Belong Network’s CEO Jo Broadwood and Head of Policy and Relationships Andrew Dixon spoke on the importance of using politics to build social cohesion and harness community power.
By Andrew Dixon, Belong Network
Belong Network were at last week’s Labour Party Conference in Liverpool, engaging stakeholders including shadow ministers, local government leaders and metro mayors – and emphasising the need for politics which brings people together.
Party conferences can be strange events – a rush of people, speeches and media – which can sometimes look far removed from the everyday realities of people’s lives and everyday work of all those involved in building more cohesive communities.
But these conferences can sometimes be invaluable means for charities and representative bodies to get their voices heard, to build bridges with policymakers and others, and help influence the conversations and thinking of those with the power to shape our lives and our work. As most experts believe Labour is very likely to form the next government, now is an important time to be engaging with Labour in these conversations.
Some of the events Belong attended reflect some of those conversations going on within Labour which are most relevant to Belong, its members and wider networks.
In a fringe event on empowering communities, we stressed the importance of politics which promote cohesion in enabling neighbourhoods to use community power in a way that will be most effective and most inclusive. The Labour Party has promised to bring in a Take Back Control Bill aimed at devolving more power to local communities. This could be a positive thing for all those involved in building stronger, more connected communities, but we need to do more to highlight the value of this work.
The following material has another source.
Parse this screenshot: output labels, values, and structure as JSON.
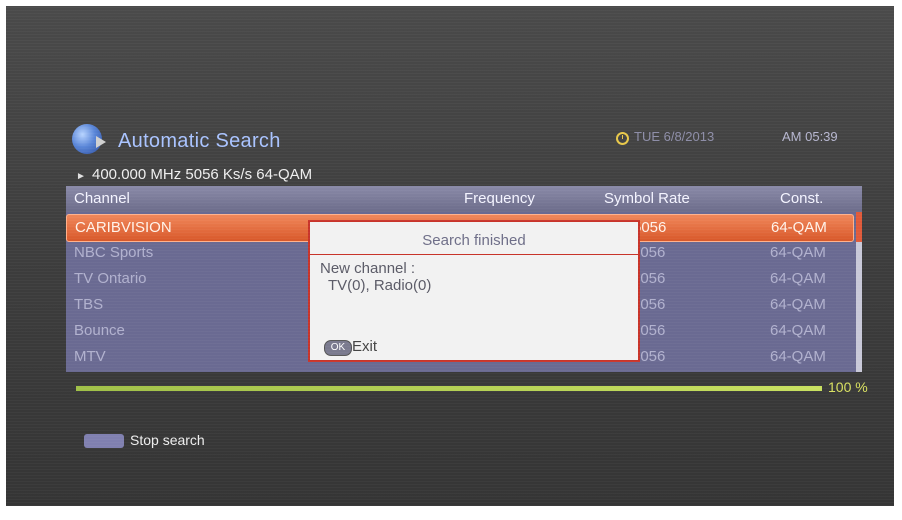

A Fabian Society panel discussion posed the provocative question ‘What’s more important: a strong state or strong communities?’ Many on the left of politics might traditionally have said the former, and one panellist said exactly that! Other panellists, including Brendan Cox from the /Together coalition, and Sunder Katwala from British Future, argued the case for strong, cohesive communities, which could be both enabled by a strong state, and which through an increased sense of connection and solidarity could ensure ongoing support for stronger welfare states and public services.
Another Fabian Society panel with Kim Leadbeater MP and Cllr Jane Scullion, Leader of Calderdale Council – a Belong Network member – looked at how to tackle loneliness. Coun Scullion highlighted the strong emphasis Calderdale had placed on tackling loneliness, and the centrality to this of community-run spaces and accessible, affordable public transport. This is the kind of joined up, ‘foundational’ approach to social connection that Belong would like to see adopted much more widely.
Belong also attended a fantastic event put on by Spirit of 2012 to celebrate the power of events to bring people together, to enable connection and create powerful shared experiences. We’ve been working closely with sports sector organisations in recent years to think about how we can maximise the impact which sport can have to bring people together and build connections. It is equally important to think about how we can draw on the experience of Spirit and others to understand how we maximise the positive longer term impact which events can have on our communities.